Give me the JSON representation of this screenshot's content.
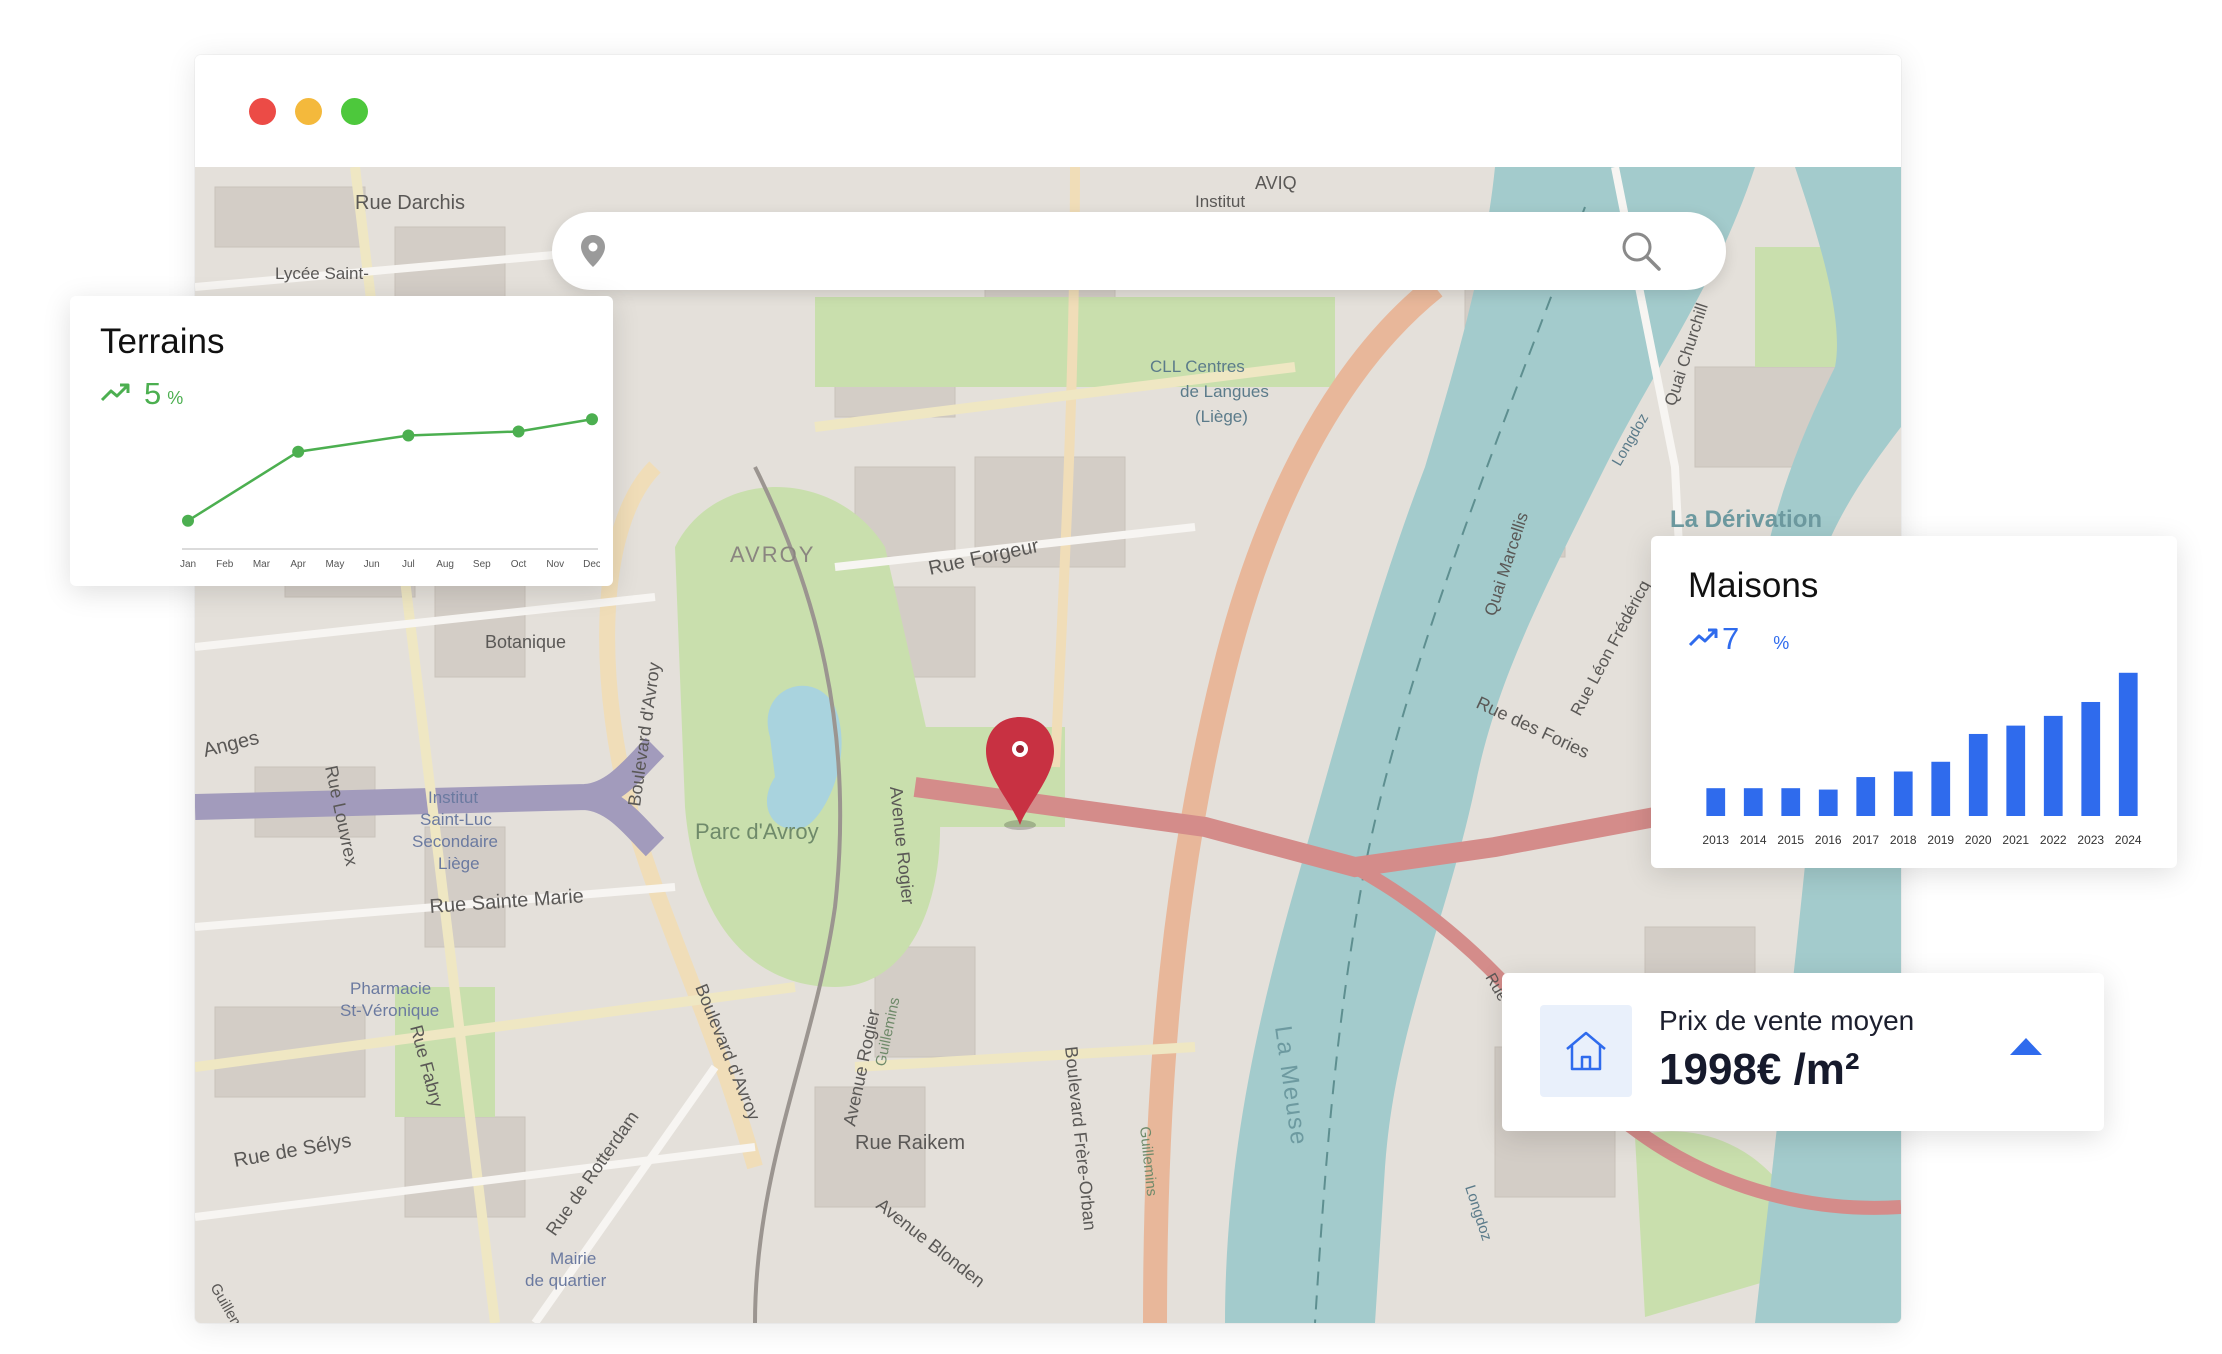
{
  "search": {
    "placeholder": ""
  },
  "map": {
    "streets": {
      "rue_darchis": "Rue Darchis",
      "lycee": "Lycée Saint-",
      "avenue_rogier_1": "Avenue Rogier",
      "avenue_rogier_2": "Avenue Rogier",
      "boulevard_avroy_1": "Boulevard d'Avroy",
      "boulevard_avroy_2": "Boulevard d'Avroy",
      "rue_forgeur": "Rue Forgeur",
      "avroy": "AVROY",
      "parc": "Parc d'Avroy",
      "botanique": "Botanique",
      "institut_1": "Institut",
      "institut_2": "Saint-Luc",
      "institut_3": "Secondaire",
      "institut_4": "Liège",
      "rue_sainte_marie": "Rue Sainte Marie",
      "rue_louvrex": "Rue Louvrex",
      "anges": "Anges",
      "pharmacie_1": "Pharmacie",
      "pharmacie_2": "St-Véronique",
      "rue_fabry": "Rue Fabry",
      "rue_selys": "Rue de Sélys",
      "rue_rotterdam": "Rue de Rotterdam",
      "rue_raikem": "Rue Raikem",
      "avenue_blonden": "Avenue Blonden",
      "boulevard_frere": "Boulevard Frère-Orban",
      "guillemins_1": "Guillemins",
      "guillemins_2": "Guillemins",
      "guillemins_3": "Guillemins",
      "mairie_1": "Mairie",
      "mairie_2": "de quartier",
      "la_meuse": "La Meuse",
      "la_derivation": "La Dérivation",
      "quai_marcellis": "Quai Marcellis",
      "rue_des_fories": "Rue des Fories",
      "rue_leon": "Rue Léon Frédéricq",
      "quai_churchill": "Quai Churchill",
      "longdoz_1": "Longdoz",
      "longdoz_2": "Longdoz",
      "rue_du_parc": "Rue du Parc",
      "cll_1": "CLL Centres",
      "cll_2": "de Langues",
      "cll_3": "(Liège)",
      "aviq": "AVIQ",
      "institut_top": "Institut"
    }
  },
  "terrains": {
    "title": "Terrains",
    "change": "5",
    "unit": "%",
    "color": "#4caf50",
    "chart_data": {
      "type": "line",
      "categories": [
        "Jan",
        "Feb",
        "Mar",
        "Apr",
        "May",
        "Jun",
        "Jul",
        "Aug",
        "Sep",
        "Oct",
        "Nov",
        "Dec"
      ],
      "points": [
        {
          "x": "Jan",
          "y": 10
        },
        {
          "x": "Apr",
          "y": 44
        },
        {
          "x": "Jul",
          "y": 52
        },
        {
          "x": "Oct",
          "y": 54
        },
        {
          "x": "Dec",
          "y": 60
        }
      ],
      "ylim": [
        0,
        70
      ],
      "title": "Terrains"
    }
  },
  "maisons": {
    "title": "Maisons",
    "change": "7",
    "unit": "%",
    "color": "#2f6bed",
    "chart_data": {
      "type": "bar",
      "categories": [
        "2013",
        "2014",
        "2015",
        "2016",
        "2017",
        "2018",
        "2019",
        "2020",
        "2021",
        "2022",
        "2023",
        "2024"
      ],
      "values": [
        20,
        20,
        20,
        19,
        28,
        32,
        39,
        59,
        65,
        72,
        82,
        103
      ],
      "ylim": [
        0,
        105
      ],
      "title": "Maisons"
    }
  },
  "prix": {
    "label": "Prix de vente moyen",
    "value": "1998€ /m²",
    "accent": "#2f6bed"
  }
}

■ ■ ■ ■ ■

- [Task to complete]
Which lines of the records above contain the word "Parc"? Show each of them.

- [Answer to this problem]
      "parc": "Parc d'Avroy",
      "rue_du_parc": "Rue du Parc",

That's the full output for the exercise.